This is all very important because every new delay pushes back the point when Vernalis begins to receive royalties. At the current burn rate, Vernalis has probably little more than a year's money left, a fact that will increasingly dog the stock in the months to come.
Since it has only one other drug in clinical trials – a treatment for sexual dysfunction among users of anti-depressants – Frova is disproportionately important to the company's market value.
The company said yesterday that it is extending its collaboration with Roche over new drugs to combat obesity. Roche, one of the world's biggest pharmaceuticals companies, is set to begin human trials of one Vernalis compound which affects how full its users feel after eating. Now, Roche has agreed to pay Vernalis to work on another series of compounds showing similar promise. The news sent Vernalis shares up 10p to 151p, but it is likely that the newsflow will be less positive for much of the coming year. Sell.
Albemarle & Bond
Pawnbroking is big business, and Albemarle & Bond has doubled its number of branches in recent years to capitalise. Results yesterday saw profits up 53 per cent to £1.8m in the six months to 31 December. Albemarle's average loan, secured on gold jewellery, is £70, and 85 per cent are redeemed, but the growth has come from increasing its customer base and repeat business. The group has also been rolling out other forms of lending, including cheque cashing and pay packet advances.
The 25 newest of its 50 branches, opened in the past four years, so far account for just a quarter of the group's total loan book and should generate continued growth.
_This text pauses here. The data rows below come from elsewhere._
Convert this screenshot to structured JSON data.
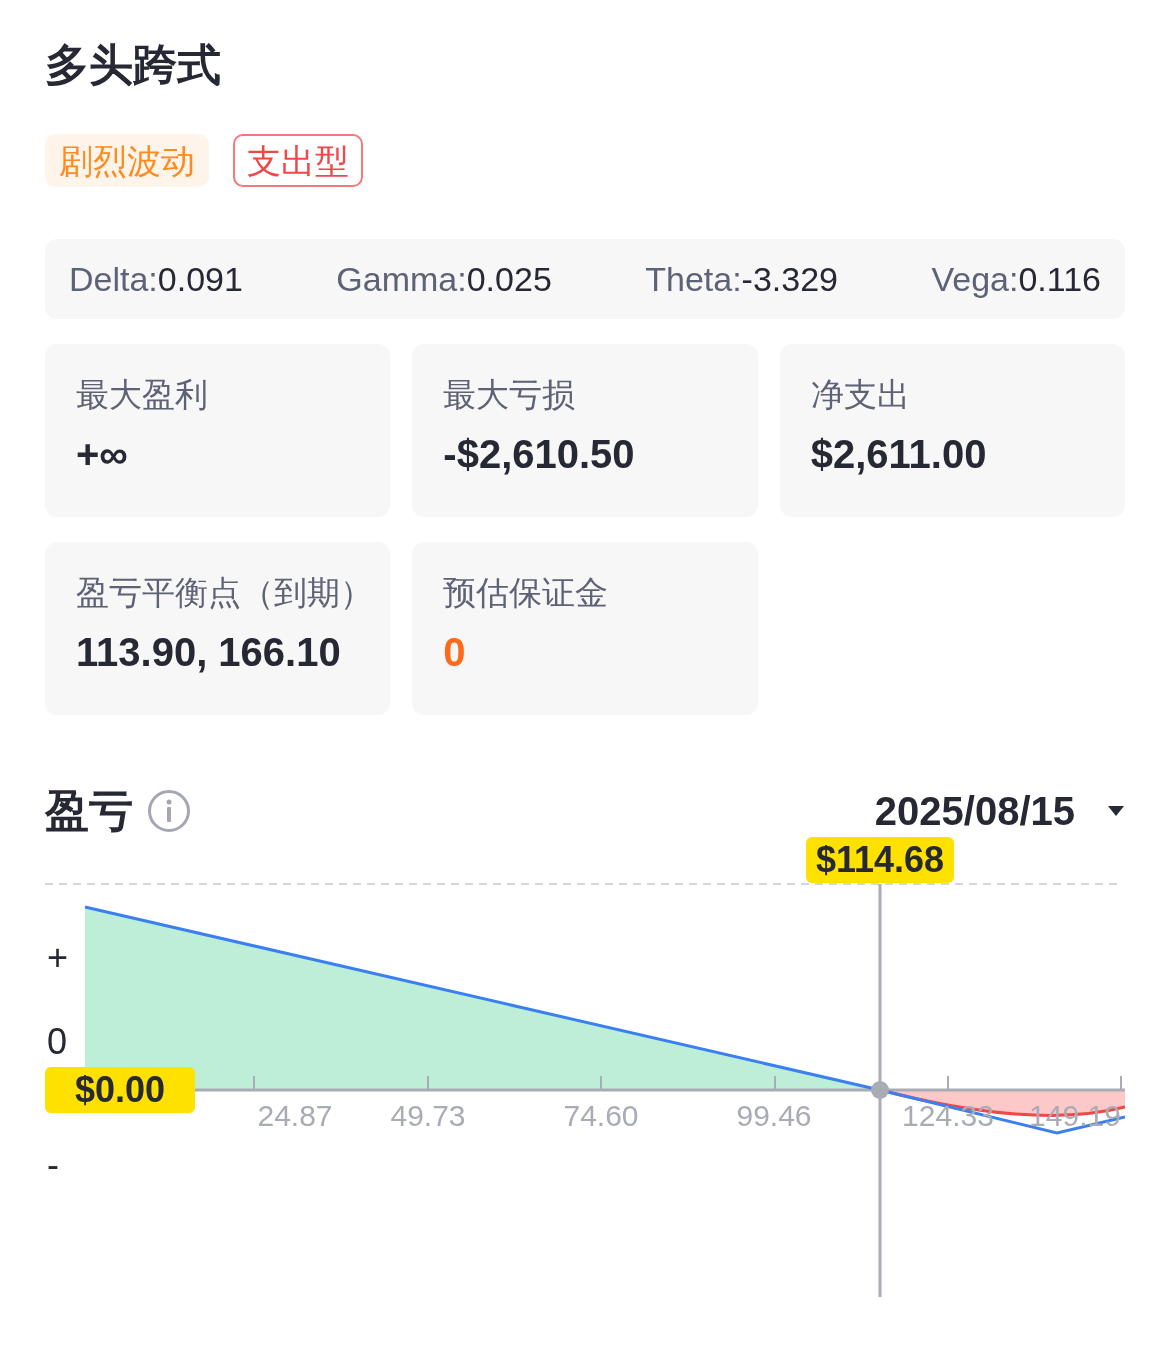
{
  "title": "多头跨式",
  "tags": [
    {
      "label": "剧烈波动",
      "kind": "filled"
    },
    {
      "label": "支出型",
      "kind": "outline"
    }
  ],
  "greeks": [
    {
      "label": "Delta:",
      "value": "0.091"
    },
    {
      "label": "Gamma:",
      "value": "0.025"
    },
    {
      "label": "Theta:",
      "value": "-3.329"
    },
    {
      "label": "Vega:",
      "value": "0.116"
    }
  ],
  "stats": [
    {
      "label": "最大盈利",
      "value": "+∞",
      "kind": "plain"
    },
    {
      "label": "最大亏损",
      "value": "-$2,610.50",
      "kind": "plain"
    },
    {
      "label": "净支出",
      "value": "$2,611.00",
      "kind": "plain"
    },
    {
      "label": "盈亏平衡点（到期）",
      "value": "113.90, 166.10",
      "kind": "plain"
    },
    {
      "label": "预估保证金",
      "value": "0",
      "kind": "accent"
    }
  ],
  "pnl": {
    "title": "盈亏",
    "date": "2025/08/15",
    "price_tag": "$114.68",
    "zero_tag": "$0.00",
    "y_labels": [
      "+",
      "0",
      "-"
    ],
    "x_labels": [
      "24.87",
      "49.73",
      "74.60",
      "99.46",
      "124.33",
      "149.19"
    ]
  }
}
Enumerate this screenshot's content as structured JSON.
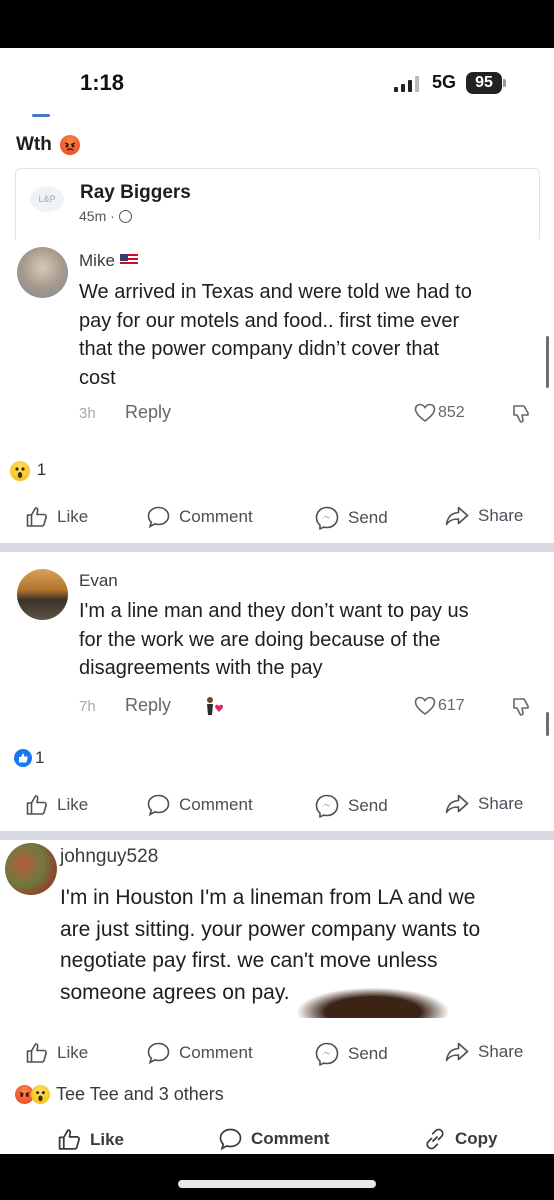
{
  "status_bar": {
    "time": "1:18",
    "network": "5G",
    "battery": "95"
  },
  "post": {
    "text": "Wth",
    "reaction_icon": "angry-emoji-icon"
  },
  "shared_post": {
    "author": "Ray Biggers",
    "time": "45m ·",
    "logo_text": "L&P"
  },
  "comments": [
    {
      "name": "Mike",
      "name_flag": "us-flag-icon",
      "lines": [
        "We arrived in Texas and were told we had to",
        "pay for our motels and food.. first time ever",
        "that the power company didn’t cover that",
        "cost"
      ],
      "time": "3h",
      "reply": "Reply",
      "likes": "852",
      "reaction_count": "1",
      "reaction_icon": "wow-emoji-icon"
    },
    {
      "name": "Evan",
      "lines": [
        "I'm a line man and they don’t want to pay us",
        "for the work we are doing because of the",
        "disagreements with the pay"
      ],
      "time": "7h",
      "reply": "Reply",
      "likes": "617",
      "reaction_count": "1",
      "reaction_icon": "like-reaction-icon"
    },
    {
      "name": "johnguy528",
      "lines": [
        "I'm in Houston I'm a lineman from LA and we",
        "are just sitting. your power company wants to",
        "negotiate pay first. we can't move unless",
        "someone agrees on pay."
      ]
    }
  ],
  "actions": {
    "like": "Like",
    "comment": "Comment",
    "send": "Send",
    "share": "Share",
    "copy": "Copy"
  },
  "bottom_reactions": {
    "text": "Tee Tee and 3 others"
  },
  "colors": {
    "accent": "#1877f2",
    "angry": "#e83c1e",
    "wow": "#f5b800",
    "separator": "#d9dbe0"
  }
}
Investors have little to fear from an economic downturn, since pawnbrokers can be expected to benefit as customers get strapped for cash.
Albemarle also squeezed a 24 per cent rise in jewellery sales by taking a more professional approach to retailing. It bought in new jewellery to sell alongside the pawned stock, attracting price-conscious consumers as a result.
With 45 per cent earnings growth forecast this year and 18 per cent next, Albemarle still looks cheap on 10 times 2002 earnings. Up a penny to 65.5p yesterday, the stock is a buy.Reuse content